Musladin-Lueke Syndrome (MLS) is a condition that results in several visible physical deformities as well as other issues, such as early arthritis and seizures in some cases. This was the first condition we started screening for and we now have many hereditarily clear beagles in the UK. Along with Neonatal Cerebellar Cortical Degeneration (NCCD) these have been recorded for many years and there is really no excuse for breeders not to screen for them. NCCD produces a coordination problem visible by a few weeks of age and affected beagles cannot control their hind legs properly. Both these conditions must be tested for under the UK Kennel Club Assured Breeders Scheme.
Imerslund-Grasbeck Syndrome (IGS) is caused by an inability to absorb Vitamin B12 properly. This is treatable with regular B12 injections but it is not curable. It appears to have quite a low incidence in the UK but much higher in some countries in Europe so we need to be aware of it.

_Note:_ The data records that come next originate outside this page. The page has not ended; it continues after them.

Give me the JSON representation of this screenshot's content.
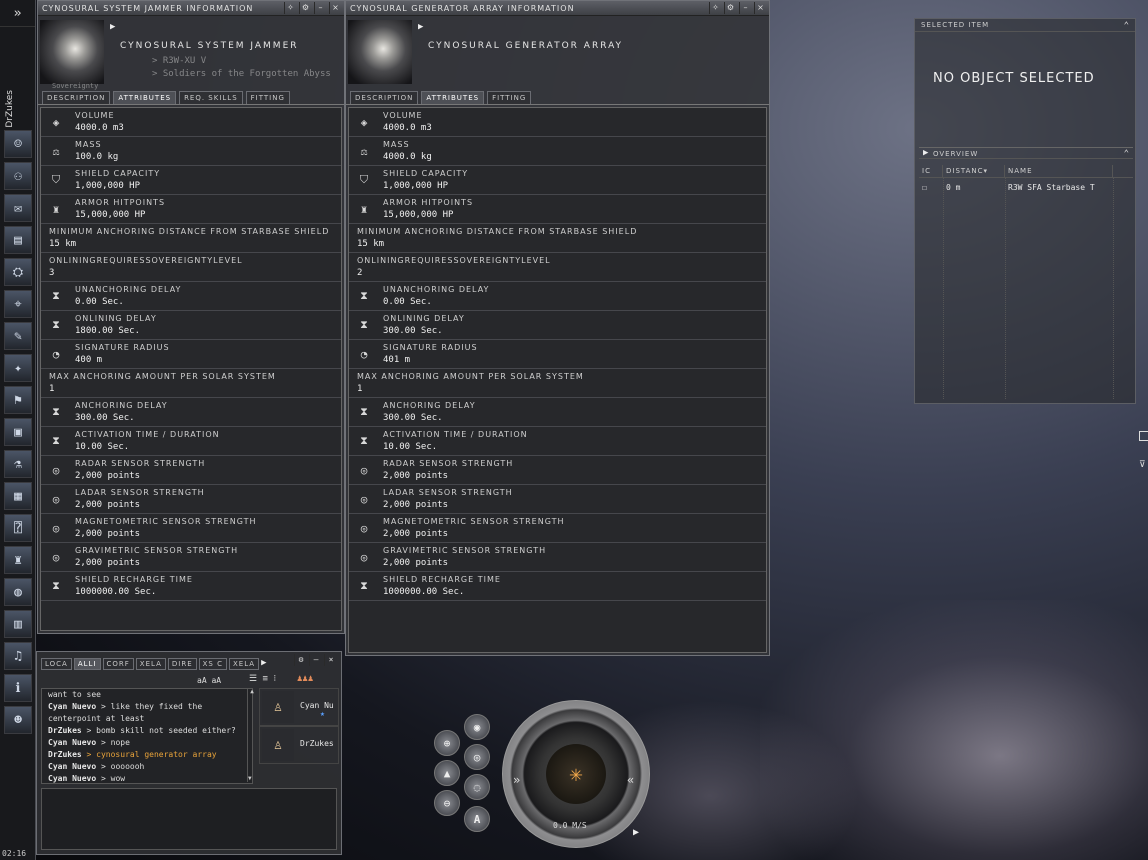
{
  "sidebar": {
    "expand_icon": "»",
    "pilot_name": "DrZukes",
    "icons": [
      "portrait-icon",
      "people-icon",
      "mail-icon",
      "notepad-icon",
      "corporation-icon",
      "map-icon",
      "contracts-icon",
      "starmap-icon",
      "fleet-icon",
      "assets-icon",
      "science-icon",
      "calculator-icon",
      "help-icon",
      "people-places-icon",
      "browser-icon",
      "journal-icon",
      "audio-icon",
      "info-icon",
      "character-icon"
    ],
    "clock": "02:16"
  },
  "jammer_window": {
    "title": "CYNOSURAL SYSTEM JAMMER INFORMATION",
    "name": "CYNOSURAL SYSTEM JAMMER",
    "ghost": [
      "> R3W-XU V",
      "> Soldiers of the Forgotten Abyss",
      "Sovereignty"
    ],
    "tabs": [
      "DESCRIPTION",
      "ATTRIBUTES",
      "REQ. SKILLS",
      "FITTING"
    ],
    "active_tab": 1,
    "attributes": [
      {
        "label": "VOLUME",
        "value": "4000.0 m3",
        "icon": "volume-icon",
        "glyph": "◈"
      },
      {
        "label": "MASS",
        "value": "100.0 kg",
        "icon": "mass-icon",
        "glyph": "⚖"
      },
      {
        "label": "SHIELD CAPACITY",
        "value": "1,000,000 HP",
        "icon": "shield-icon",
        "glyph": "⛉"
      },
      {
        "label": "ARMOR HITPOINTS",
        "value": "15,000,000 HP",
        "icon": "armor-icon",
        "glyph": "♜"
      },
      {
        "label": "MINIMUM ANCHORING DISTANCE FROM STARBASE SHIELD",
        "value": "15 km",
        "icon": "",
        "glyph": ""
      },
      {
        "label": "ONLININGREQUIRESSOVEREIGNTYLEVEL",
        "value": "3",
        "icon": "",
        "glyph": ""
      },
      {
        "label": "UNANCHORING DELAY",
        "value": "0.00 Sec.",
        "icon": "hourglass-icon",
        "glyph": "⧗"
      },
      {
        "label": "ONLINING DELAY",
        "value": "1800.00 Sec.",
        "icon": "hourglass-icon",
        "glyph": "⧗"
      },
      {
        "label": "SIGNATURE RADIUS",
        "value": "400 m",
        "icon": "signature-icon",
        "glyph": "◔"
      },
      {
        "label": "MAX ANCHORING AMOUNT PER SOLAR SYSTEM",
        "value": "1",
        "icon": "",
        "glyph": ""
      },
      {
        "label": "ANCHORING DELAY",
        "value": "300.00 Sec.",
        "icon": "hourglass-icon",
        "glyph": "⧗"
      },
      {
        "label": "ACTIVATION TIME / DURATION",
        "value": "10.00 Sec.",
        "icon": "hourglass-icon",
        "glyph": "⧗"
      },
      {
        "label": "RADAR SENSOR STRENGTH",
        "value": "2,000 points",
        "icon": "radar-sensor-icon",
        "glyph": "◎"
      },
      {
        "label": "LADAR SENSOR STRENGTH",
        "value": "2,000 points",
        "icon": "ladar-sensor-icon",
        "glyph": "◎"
      },
      {
        "label": "MAGNETOMETRIC SENSOR STRENGTH",
        "value": "2,000 points",
        "icon": "magnetometric-sensor-icon",
        "glyph": "◎"
      },
      {
        "label": "GRAVIMETRIC SENSOR STRENGTH",
        "value": "2,000 points",
        "icon": "gravimetric-sensor-icon",
        "glyph": "◎"
      },
      {
        "label": "SHIELD RECHARGE TIME",
        "value": "1000000.00 Sec.",
        "icon": "hourglass-icon",
        "glyph": "⧗"
      }
    ]
  },
  "generator_window": {
    "title": "CYNOSURAL GENERATOR ARRAY INFORMATION",
    "name": "CYNOSURAL GENERATOR ARRAY",
    "tabs": [
      "DESCRIPTION",
      "ATTRIBUTES",
      "FITTING"
    ],
    "active_tab": 1,
    "attributes": [
      {
        "label": "VOLUME",
        "value": "4000.0 m3",
        "icon": "volume-icon",
        "glyph": "◈"
      },
      {
        "label": "MASS",
        "value": "4000.0 kg",
        "icon": "mass-icon",
        "glyph": "⚖"
      },
      {
        "label": "SHIELD CAPACITY",
        "value": "1,000,000 HP",
        "icon": "shield-icon",
        "glyph": "⛉"
      },
      {
        "label": "ARMOR HITPOINTS",
        "value": "15,000,000 HP",
        "icon": "armor-icon",
        "glyph": "♜"
      },
      {
        "label": "MINIMUM ANCHORING DISTANCE FROM STARBASE SHIELD",
        "value": "15 km",
        "icon": "",
        "glyph": ""
      },
      {
        "label": "ONLININGREQUIRESSOVEREIGNTYLEVEL",
        "value": "2",
        "icon": "",
        "glyph": ""
      },
      {
        "label": "UNANCHORING DELAY",
        "value": "0.00 Sec.",
        "icon": "hourglass-icon",
        "glyph": "⧗"
      },
      {
        "label": "ONLINING DELAY",
        "value": "300.00 Sec.",
        "icon": "hourglass-icon",
        "glyph": "⧗"
      },
      {
        "label": "SIGNATURE RADIUS",
        "value": "401 m",
        "icon": "signature-icon",
        "glyph": "◔"
      },
      {
        "label": "MAX ANCHORING AMOUNT PER SOLAR SYSTEM",
        "value": "1",
        "icon": "",
        "glyph": ""
      },
      {
        "label": "ANCHORING DELAY",
        "value": "300.00 Sec.",
        "icon": "hourglass-icon",
        "glyph": "⧗"
      },
      {
        "label": "ACTIVATION TIME / DURATION",
        "value": "10.00 Sec.",
        "icon": "hourglass-icon",
        "glyph": "⧗"
      },
      {
        "label": "RADAR SENSOR STRENGTH",
        "value": "2,000 points",
        "icon": "radar-sensor-icon",
        "glyph": "◎"
      },
      {
        "label": "LADAR SENSOR STRENGTH",
        "value": "2,000 points",
        "icon": "ladar-sensor-icon",
        "glyph": "◎"
      },
      {
        "label": "MAGNETOMETRIC SENSOR STRENGTH",
        "value": "2,000 points",
        "icon": "magnetometric-sensor-icon",
        "glyph": "◎"
      },
      {
        "label": "GRAVIMETRIC SENSOR STRENGTH",
        "value": "2,000 points",
        "icon": "gravimetric-sensor-icon",
        "glyph": "◎"
      },
      {
        "label": "SHIELD RECHARGE TIME",
        "value": "1000000.00 Sec.",
        "icon": "hourglass-icon",
        "glyph": "⧗"
      }
    ]
  },
  "selected_item": {
    "title": "SELECTED ITEM",
    "message": "NO OBJECT SELECTED"
  },
  "overview": {
    "title": "OVERVIEW",
    "columns": [
      "IC",
      "DISTANC",
      "NAME"
    ],
    "rows": [
      {
        "icon": "☐",
        "distance": "0 m",
        "name": "R3W SFA Starbase T"
      }
    ]
  },
  "chat": {
    "tabs": [
      "LOCA",
      "ALLI",
      "CORF",
      "XELA",
      "DIRE",
      "XS C",
      "XELA"
    ],
    "active_tab": 1,
    "text_size": "aA aA",
    "messages": [
      {
        "who": "",
        "text": "want to see",
        "hl": false
      },
      {
        "who": "Cyan Nuevo",
        "text": " > like they fixed the",
        "hl": false
      },
      {
        "who": "",
        "text": "  centerpoint at least",
        "hl": false
      },
      {
        "who": "DrZukes",
        "text": " > bomb skill not seeded either?",
        "hl": false
      },
      {
        "who": "Cyan Nuevo",
        "text": " > nope",
        "hl": false
      },
      {
        "who": "DrZukes",
        "text": " > cynosural generator array",
        "hl": true
      },
      {
        "who": "Cyan Nuevo",
        "text": " > ooooooh",
        "hl": false
      },
      {
        "who": "Cyan Nuevo",
        "text": " > wow",
        "hl": false
      }
    ],
    "members": [
      "Cyan Nu",
      "DrZukes"
    ]
  },
  "hud": {
    "speed": "0.0 M/S",
    "left_arrows": "»",
    "right_arrows": "«",
    "play": "▶",
    "buttons": {
      "zoom_in": "⊕",
      "zoom_out": "⊖",
      "autopilot": "A"
    }
  }
}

FVII is one of the chemicals involved in blood clotting. Fortunately it seems to be a minor condition in most beagles, as many affected dogs have surgery without any issues. However if a dog was compromised in some way it is wise to be aware of its status.
We are also investigating epilepsy and steroid responsive meningitis (SRM) with the Animal Health Trust. We need DNA samples from affected and related beagles for this work. For more information on this and other beagle health-related matters please contact the UK the Breed Clubs’ Health Coordinator, Samantha Goldberg via firstname.lastname@example.org
Pictures by Kath Parkin